### Listed entries
◆ ◆ ◆
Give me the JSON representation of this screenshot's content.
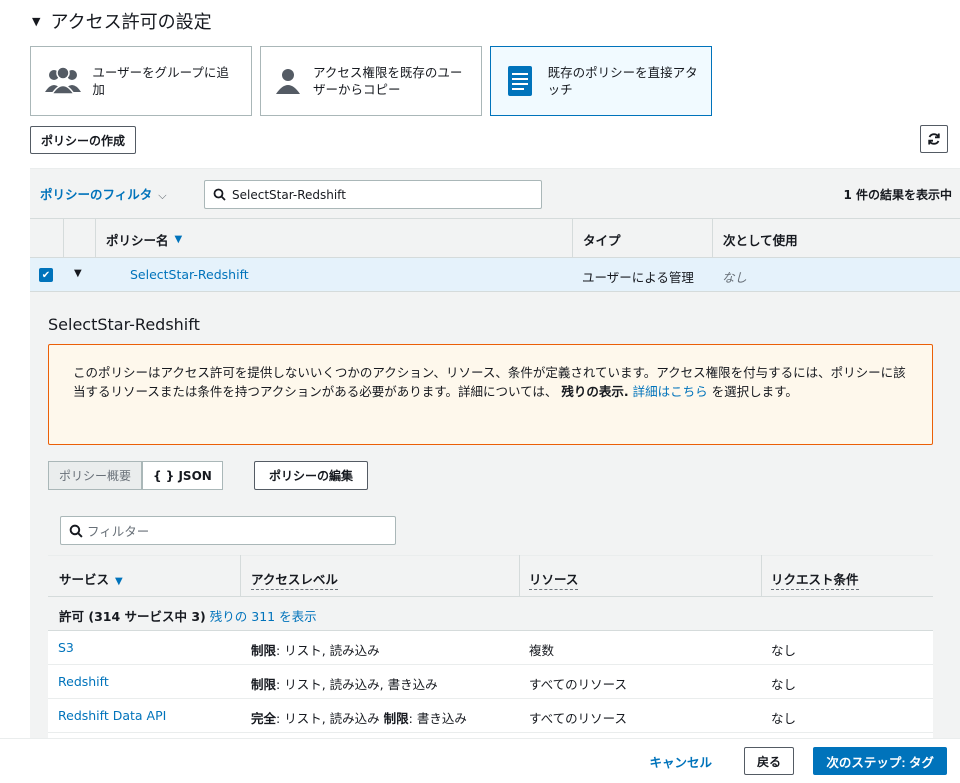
{
  "section": {
    "title": "アクセス許可の設定"
  },
  "options": [
    {
      "label": "ユーザーをグループに追加",
      "icon": "group-icon"
    },
    {
      "label": "アクセス権限を既存のユーザーからコピー",
      "icon": "user-icon"
    },
    {
      "label": "既存のポリシーを直接アタッチ",
      "icon": "document-icon"
    }
  ],
  "toolbar": {
    "create_policy": "ポリシーの作成",
    "refresh_icon": "refresh-icon"
  },
  "filter": {
    "label": "ポリシーのフィルタ",
    "search_value": "SelectStar-Redshift",
    "result_count": "1 件の結果を表示中"
  },
  "table": {
    "headers": {
      "name": "ポリシー名",
      "type": "タイプ",
      "used_as": "次として使用"
    },
    "row": {
      "name": "SelectStar-Redshift",
      "type": "ユーザーによる管理",
      "used_as": "なし"
    }
  },
  "detail": {
    "title": "SelectStar-Redshift",
    "warning": {
      "text": "このポリシーはアクセス許可を提供しないいくつかのアクション、リソース、条件が定義されています。アクセス権限を付与するには、ポリシーに該当するリソースまたは条件を持つアクションがある必要があります。詳細については、",
      "bold": "残りの表示.",
      "link": "詳細はこちら",
      "tail": " を選択します。"
    },
    "tabs": {
      "summary": "ポリシー概要",
      "json": "{ } JSON"
    },
    "edit_policy": "ポリシーの編集",
    "summary_filter_placeholder": "フィルター",
    "summary_headers": {
      "service": "サービス",
      "access_level": "アクセスレベル",
      "resource": "リソース",
      "condition": "リクエスト条件"
    },
    "allowed": {
      "label": "許可 (314 サービス中 3)",
      "link": "残りの 311 を表示"
    },
    "services": [
      {
        "name": "S3",
        "level_bold": "制限",
        "level": ": リスト, 読み込み",
        "level_bold2": "",
        "level2": "",
        "resource": "複数",
        "condition": "なし"
      },
      {
        "name": "Redshift",
        "level_bold": "制限",
        "level": ": リスト, 読み込み, 書き込み",
        "level_bold2": "",
        "level2": "",
        "resource": "すべてのリソース",
        "condition": "なし"
      },
      {
        "name": "Redshift Data API",
        "level_bold": "完全",
        "level": ": リスト, 読み込み ",
        "level_bold2": "制限",
        "level2": ": 書き込み",
        "resource": "すべてのリソース",
        "condition": "なし"
      }
    ]
  },
  "footer": {
    "cancel": "キャンセル",
    "back": "戻る",
    "next": "次のステップ: タグ"
  }
}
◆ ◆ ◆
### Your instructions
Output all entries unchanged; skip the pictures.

### Answer space
Give me the JSON representation of this screenshot's content.
{
  "section": {
    "title": "アクセス許可の設定"
  },
  "options": [
    {
      "label": "ユーザーをグループに追加",
      "icon": "group-icon"
    },
    {
      "label": "アクセス権限を既存のユーザーからコピー",
      "icon": "user-icon"
    },
    {
      "label": "既存のポリシーを直接アタッチ",
      "icon": "document-icon"
    }
  ],
  "toolbar": {
    "create_policy": "ポリシーの作成",
    "refresh_icon": "refresh-icon"
  },
  "filter": {
    "label": "ポリシーのフィルタ",
    "search_value": "SelectStar-Redshift",
    "result_count": "1 件の結果を表示中"
  },
  "table": {
    "headers": {
      "name": "ポリシー名",
      "type": "タイプ",
      "used_as": "次として使用"
    },
    "row": {
      "name": "SelectStar-Redshift",
      "type": "ユーザーによる管理",
      "used_as": "なし"
    }
  },
  "detail": {
    "title": "SelectStar-Redshift",
    "warning": {
      "text": "このポリシーはアクセス許可を提供しないいくつかのアクション、リソース、条件が定義されています。アクセス権限を付与するには、ポリシーに該当するリソースまたは条件を持つアクションがある必要があります。詳細については、",
      "bold": "残りの表示.",
      "link": "詳細はこちら",
      "tail": " を選択します。"
    },
    "tabs": {
      "summary": "ポリシー概要",
      "json": "{ } JSON"
    },
    "edit_policy": "ポリシーの編集",
    "summary_filter_placeholder": "フィルター",
    "summary_headers": {
      "service": "サービス",
      "access_level": "アクセスレベル",
      "resource": "リソース",
      "condition": "リクエスト条件"
    },
    "allowed": {
      "label": "許可 (314 サービス中 3)",
      "link": "残りの 311 を表示"
    },
    "services": [
      {
        "name": "S3",
        "level_bold": "制限",
        "level": ": リスト, 読み込み",
        "level_bold2": "",
        "level2": "",
        "resource": "複数",
        "condition": "なし"
      },
      {
        "name": "Redshift",
        "level_bold": "制限",
        "level": ": リスト, 読み込み, 書き込み",
        "level_bold2": "",
        "level2": "",
        "resource": "すべてのリソース",
        "condition": "なし"
      },
      {
        "name": "Redshift Data API",
        "level_bold": "完全",
        "level": ": リスト, 読み込み ",
        "level_bold2": "制限",
        "level2": ": 書き込み",
        "resource": "すべてのリソース",
        "condition": "なし"
      }
    ]
  },
  "footer": {
    "cancel": "キャンセル",
    "back": "戻る",
    "next": "次のステップ: タグ"
  }
}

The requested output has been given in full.